Tipping is a minefield for many Irish tourists. Failure to understand cultural norms can put us in awkward situations, especially when money is involved
How much do you usually tip at a restaurant or on a night out?
We put two questions to our Instagram followers this week to see what the general consensus on tipping was amongst Irish holidaymakers and travel enthusiasts. Here are the results:
Question 1: How much do you tip?
8% of those polled said they tip nothing, 51% said they tip between 10-15% on average, 5% said they tip 20% while a sizeable 36% of people said it depended on the service they were given.
Question 2: Do you tip more, less or the same when you’re on holiday?
36% said they were inclined to tip more when they were away, 10% said they would tip less than at home while the majority of those polled (54%) said they operated the same tipping policy on holidays as they do in their native country.
As a nation that did not grow up with a tipping culture, the end of a meal in Ireland can be often be fraught with tension as people with opposing views on how much to tip battle for supremacy, through politely gritted teeth.
However, before you write somebody off as ‘cheap’ for not wanting to tip anything or not tipping enough, it’s worth noting that the rules and norms differ massively worldwide.
For example, did you know that in the US, federal law dictates that employers can pay tipped employees just $2.13 an hour if they make an extra $30 a month in tips? That’s why tipping is so necessary there. Conversely, tipping can be seen as offensive and embarrassing in countries like Japan and China.
Thankfully for us, Panache Cruises has taken the hassle out of this contentious issue and given us a guide on how much to tip in various countries around the world:
Tipping is not expected in the UK because everyone is paid a legal national minimum wage. Brits have a reputation for being bad tippers as there is no accustomed tipping rules, so it is utterly dependent on how the customer feels about the service they received. Higher-end restaurants may add on a service charge, which can be removed if not satisfied. No one will be offended if there is no tip but will equally be grateful if they receive one, whether in a hair salon, taxi or restaurant.
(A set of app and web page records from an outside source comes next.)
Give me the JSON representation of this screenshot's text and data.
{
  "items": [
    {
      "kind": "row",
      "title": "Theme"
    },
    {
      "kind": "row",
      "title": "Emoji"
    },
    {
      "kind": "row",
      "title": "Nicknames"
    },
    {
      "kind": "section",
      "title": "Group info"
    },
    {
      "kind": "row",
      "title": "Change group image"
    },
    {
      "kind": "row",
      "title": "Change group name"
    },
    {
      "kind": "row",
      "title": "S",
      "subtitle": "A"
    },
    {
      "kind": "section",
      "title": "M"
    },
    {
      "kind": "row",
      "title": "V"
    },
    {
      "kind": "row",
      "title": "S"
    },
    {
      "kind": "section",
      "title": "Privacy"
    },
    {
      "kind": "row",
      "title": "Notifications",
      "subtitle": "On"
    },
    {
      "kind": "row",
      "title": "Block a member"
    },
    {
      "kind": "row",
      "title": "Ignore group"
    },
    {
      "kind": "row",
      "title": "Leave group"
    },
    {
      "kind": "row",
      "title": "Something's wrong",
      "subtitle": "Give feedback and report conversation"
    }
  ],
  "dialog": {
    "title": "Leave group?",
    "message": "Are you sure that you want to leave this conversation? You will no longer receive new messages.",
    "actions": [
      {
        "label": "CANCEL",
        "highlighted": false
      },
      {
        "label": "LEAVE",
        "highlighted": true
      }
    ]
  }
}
Tipping is common and expected for good service in Europe, so holidaymakers should bring change. In some parts of Europe, like France, a service charge will be included in the bill, but tipping with extra euros will still be welcomed. Cover charges will be called a variety of different things so always have a translation app or guidebook to hand to properly comprehend the charges. Expect to pay between 5-15% as a polite gesture to servers and staff, or round up to the nearest 5 or 10 euros.
Tipping is very much embedded in American culture, especially since employers in many states are entitled to pay waiting staff below minimum wage, so customers are expected to make up their wages with generous tips. As a general rule of thumb, 15-20% of the bill is the good tipping start point and 30% for top-notch service. And if you’re ordering food or availing of beauty services, be warned – it’s expected that taxi drivers, hairdressers, beauty therapists, porters and delivery workers should receive a fee for their services in the USA.
Many Asian countries don’t see tipping as usual, typical or expected unless in a popular tourist spot. Tourist guides or taxi drivers may welcome a small tip, but there is no long-standing tradition of tipping culture; it has simply grown with Western tourism. In some parts of Asia, it can even be seen as an insult to tip, so the rules and scenarios vary greatly. Tourists in Japan, and parts of China, may even be chased down by servers to return the money. Tipping is much more common in areas like Thailand, where tipping 10% is fair and welcomed. Before travelling around Asia, do research to avoid a kind gesture being misconstrued.
Although not expected, tipping is appreciated in Australia, but there are no rules. Tourists are not obligated to tip, and Australian establishments don’t tend to add extra charges to the bill for service. If the service exceeds expectations, tipping 10% would be appreciated, although staff would reportedly prefer to be greeted with respect and good humour instead.
The Middle East
In the Middle East, especially in Dubai, Qatar and Saudi Arabia, servers are used to receiving a tip of around 15-20%. Even when a service charge has been added, workers expect a bonus, whether in a restaurant or hotel. Remember to give tips discreetly in line with their culture.
Tipping at sea
With more and more people choosing a cruise for their annual holiday, it is becoming increasingly important for holiday makers to understand the tipping etiquette when on-board cruise ships too. On most cruise lines, an automatic gratuity will be added to your onboard account which will cover tips for the staff. The suggested amount will vary by cruise line but typical values are €15-€20 per person per day. However, most luxury and ultra-luxury cruise lines such as Silversea include all tips and gratuities in the fare so do some researching before you book!